On its own, the architecture of the Natural History Museum is enough of a reason to walk through its doors one afternoon Full review →My advice would be to choose two or three exhibits—such as the dinosaur exhibit and the Earth exhibit—so that museum fatigue doesn’t set in.
This is just one of the three huge galleries (all free) off Exhibition Road in South Kensington, the others being the Science Museum and the V&A.
The ornate terracotta facade of this enormous Victorian museum is strewn with relief panels depicting living creatures to the left of the entrance and extinct ones to the right. Full review →
A soaring Romanesque structure that provides a suitably reverent setting for what is often described as a "cathedral of nature". Full review →
Built in 1881, the Natural History Museum is also a world-renowned research center and boasts as much historical significance as scientific. Full review →
Beeline for the back of the museum to see the unrepeatable Cadogan Gallery: a collection of British treasures. Full review →
This colossal building is infused with the irrepressible Victorian spirit of collecting, cataloguing and interpreting the natural world. Full review →

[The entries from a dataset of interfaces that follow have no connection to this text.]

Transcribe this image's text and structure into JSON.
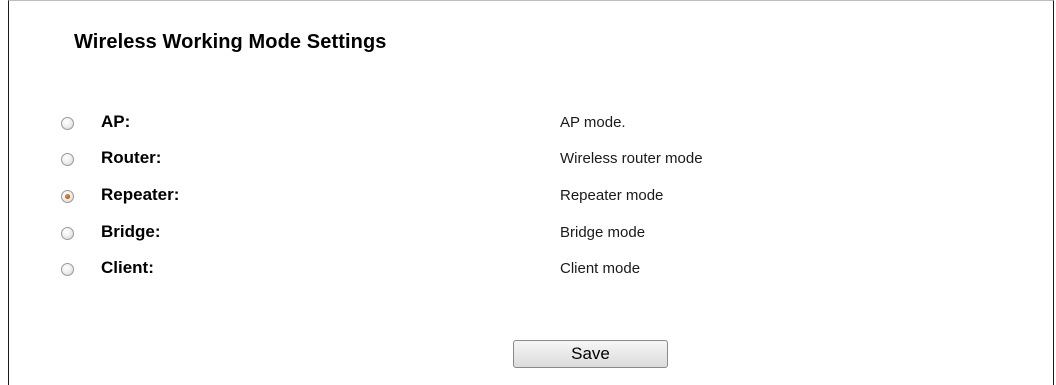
{
  "page": {
    "title": "Wireless Working Mode Settings"
  },
  "modes": [
    {
      "label": "AP:",
      "description": "AP mode.",
      "selected": false
    },
    {
      "label": "Router:",
      "description": "Wireless router mode",
      "selected": false
    },
    {
      "label": "Repeater:",
      "description": "Repeater mode",
      "selected": true
    },
    {
      "label": "Bridge:",
      "description": "Bridge mode",
      "selected": false
    },
    {
      "label": "Client:",
      "description": "Client mode",
      "selected": false
    }
  ],
  "actions": {
    "save_label": "Save"
  },
  "colors": {
    "selected_radio_dot": "#b85a10",
    "border": "#1a1a1a"
  }
}
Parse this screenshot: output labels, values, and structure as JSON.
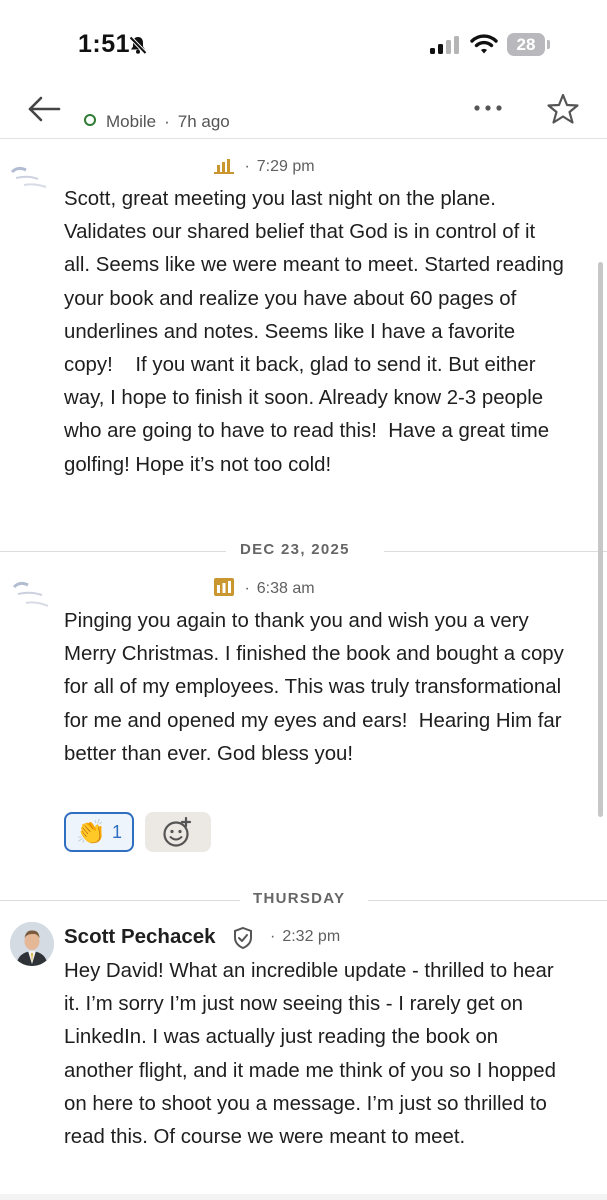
{
  "status_bar": {
    "time": "1:51",
    "battery": "28"
  },
  "header": {
    "presence": "Mobile",
    "last_active": "7h ago"
  },
  "messages": [
    {
      "time": "7:29 pm",
      "text": "Scott, great meeting you last night on the plane. Validates our shared belief that God is in control of it all. Seems like we were meant to meet. Started reading your book and realize you have about 60 pages of underlines and notes. Seems like I have a favorite copy!    If you want it back, glad to send it. But either way, I hope to finish it soon. Already know 2-3 people who are going to have to read this!  Have a great time golfing! Hope it’s not too cold!"
    },
    {
      "date_separator": "DEC 23, 2025",
      "time": "6:38 am",
      "text": "Pinging you again to thank you and wish you a very Merry Christmas. I finished the book and bought a copy for all of my employees. This was truly transformational for me and opened my eyes and ears!  Hearing Him far better than ever. God bless you!",
      "reaction_emoji": "👏",
      "reaction_count": "1"
    },
    {
      "date_separator": "THURSDAY",
      "sender": "Scott Pechacek",
      "time": "2:32 pm",
      "text": "Hey David! What an incredible update - thrilled to hear it. I’m sorry I’m just now seeing this - I rarely get on LinkedIn. I was actually just reading the book on another flight, and it made me think of you so I hopped on here to shoot you a message. I’m just so thrilled to read this. Of course we were meant to meet."
    }
  ],
  "icons": {
    "back": "arrow-left-icon",
    "more": "more-dots-icon",
    "star": "star-icon",
    "verified": "shield-check-icon",
    "add_reaction": "add-emoji-icon",
    "premium": "premium-badge-icon"
  },
  "colors": {
    "presence_green": "#2f7d32",
    "reaction_blue": "#2e6fbf",
    "premium_gold": "#c9962f"
  }
}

Built by Alfred Waterhouse between 1873 and 1880 to a symmetrical plan, the building is 205m long with two 58m-high central towers above an entrance embellished by arches. Full review →
Both a research institution and a fabulous museum, the NHM opened in Alfred Waterhouse’s purpose-built Romanesque palazzo on the Cromwell Road in 1881. Full review →
One of three frontages in the Victoria & Albert Museum, the Natural History Museum is one mile in depth and has two façades 1,000 feet long. Full review →